My mother-in-law is a classy New Yorker, but I still worried a little when she treated my family to the off-Broadway opening of John Patrick Shanley's Doubt, a play about an unyielding nun who questions the relationship between a progressive parish priest and the school's first black student. Is a play about a possibly pedophile priest appropriate for a family with a young teen?
Did I feel ridiculous after the curtain closed on a gripping drama set in the Bronx that asks moral questions (what is right?), relives American history (the unrest of the 1960s), and makes people think (Father Flynn: guilty or not?). The play, starring Tennessee's own Cherry Jones as Sister Aloysius, moved to Broadway's Walter Kerr Theatre within months, earning two Obie Awards, four Tonys, and a Pulitzer Prize for Drama in 2005.
Doubt makes its regional debut on September 28th at Playhouse on the Square. The play stars local actors Ann Marie Hall as Sister Aloysius and Michael Gravois as Father Flynn, the affable priest trying to soften the strictures of Catholicism in 1964 with an accessible clerical style. Or is he more dangerous?

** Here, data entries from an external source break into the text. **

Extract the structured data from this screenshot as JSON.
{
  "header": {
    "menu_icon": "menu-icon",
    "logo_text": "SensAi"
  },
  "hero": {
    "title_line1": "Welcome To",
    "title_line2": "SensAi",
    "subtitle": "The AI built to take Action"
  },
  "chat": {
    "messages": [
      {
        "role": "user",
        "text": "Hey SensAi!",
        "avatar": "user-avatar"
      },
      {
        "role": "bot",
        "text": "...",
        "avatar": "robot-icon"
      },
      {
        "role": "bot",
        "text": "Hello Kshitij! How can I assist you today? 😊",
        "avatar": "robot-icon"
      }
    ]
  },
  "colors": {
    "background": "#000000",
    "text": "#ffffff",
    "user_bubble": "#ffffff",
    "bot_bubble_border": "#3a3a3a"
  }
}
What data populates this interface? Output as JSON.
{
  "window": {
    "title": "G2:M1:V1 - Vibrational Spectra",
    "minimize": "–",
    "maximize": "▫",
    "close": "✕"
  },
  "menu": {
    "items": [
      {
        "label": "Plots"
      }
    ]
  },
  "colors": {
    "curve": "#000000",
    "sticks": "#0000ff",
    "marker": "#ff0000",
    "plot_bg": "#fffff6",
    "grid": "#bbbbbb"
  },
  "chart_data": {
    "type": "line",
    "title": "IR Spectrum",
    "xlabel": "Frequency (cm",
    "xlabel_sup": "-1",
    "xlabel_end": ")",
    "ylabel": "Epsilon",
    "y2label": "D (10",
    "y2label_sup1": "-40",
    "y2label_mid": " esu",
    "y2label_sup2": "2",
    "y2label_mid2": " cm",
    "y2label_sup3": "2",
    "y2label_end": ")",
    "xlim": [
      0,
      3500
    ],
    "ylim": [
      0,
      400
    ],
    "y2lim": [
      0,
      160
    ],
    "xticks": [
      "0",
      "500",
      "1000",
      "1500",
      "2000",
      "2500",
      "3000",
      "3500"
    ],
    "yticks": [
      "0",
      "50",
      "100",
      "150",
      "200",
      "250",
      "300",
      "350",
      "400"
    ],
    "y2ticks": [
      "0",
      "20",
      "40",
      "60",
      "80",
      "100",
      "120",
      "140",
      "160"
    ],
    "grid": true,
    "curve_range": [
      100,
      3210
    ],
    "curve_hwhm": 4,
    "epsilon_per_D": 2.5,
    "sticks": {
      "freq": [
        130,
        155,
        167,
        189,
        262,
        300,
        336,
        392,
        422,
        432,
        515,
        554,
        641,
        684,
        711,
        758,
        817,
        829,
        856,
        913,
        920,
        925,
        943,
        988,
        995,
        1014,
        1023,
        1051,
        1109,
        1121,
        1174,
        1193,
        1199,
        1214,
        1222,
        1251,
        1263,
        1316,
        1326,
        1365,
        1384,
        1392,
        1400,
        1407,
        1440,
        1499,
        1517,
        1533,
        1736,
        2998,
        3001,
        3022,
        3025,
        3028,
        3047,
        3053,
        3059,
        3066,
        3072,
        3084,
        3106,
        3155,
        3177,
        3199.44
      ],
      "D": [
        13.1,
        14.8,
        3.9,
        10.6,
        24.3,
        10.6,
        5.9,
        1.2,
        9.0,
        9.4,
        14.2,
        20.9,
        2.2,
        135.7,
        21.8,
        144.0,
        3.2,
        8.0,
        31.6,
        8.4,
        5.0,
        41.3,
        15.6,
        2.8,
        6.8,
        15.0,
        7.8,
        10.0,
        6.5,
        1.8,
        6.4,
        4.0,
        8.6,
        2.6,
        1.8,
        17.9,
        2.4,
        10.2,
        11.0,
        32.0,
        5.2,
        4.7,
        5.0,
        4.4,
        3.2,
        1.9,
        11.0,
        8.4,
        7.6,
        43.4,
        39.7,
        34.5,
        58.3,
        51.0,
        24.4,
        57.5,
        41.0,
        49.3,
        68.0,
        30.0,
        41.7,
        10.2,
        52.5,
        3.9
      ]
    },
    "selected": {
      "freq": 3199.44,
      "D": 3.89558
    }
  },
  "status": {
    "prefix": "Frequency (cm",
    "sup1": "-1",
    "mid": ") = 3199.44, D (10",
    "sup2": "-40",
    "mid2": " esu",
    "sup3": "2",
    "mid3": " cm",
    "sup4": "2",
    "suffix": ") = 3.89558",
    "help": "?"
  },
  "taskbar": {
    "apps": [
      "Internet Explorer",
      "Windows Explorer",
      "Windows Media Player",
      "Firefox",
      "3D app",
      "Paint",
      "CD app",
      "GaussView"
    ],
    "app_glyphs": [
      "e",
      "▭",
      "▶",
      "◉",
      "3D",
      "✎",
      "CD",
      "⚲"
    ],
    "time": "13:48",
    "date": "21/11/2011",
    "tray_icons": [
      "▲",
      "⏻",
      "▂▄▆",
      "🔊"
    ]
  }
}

There are no clear-cut answers in Shanley's play, rather a finely layered framework for considering faith, relationships, and human behavior.
"Audiences always leave Doubt with divided opinions about Father Flynn," Hall says, crediting the playwright's language and complex characters for the play's thoughtful ambiguity.
"At first, it's easy to discard Sister Aloysius as rigid, but she's not that way at all," Hall says. "She's a woman caught in a situation who is working very hard to make the right decision, and this gives her character many different dimensions."
"Doubt," Playhouse on the Square, 51 S. Cooper, September 28th-October 21st. Call 726-4656 for reservations.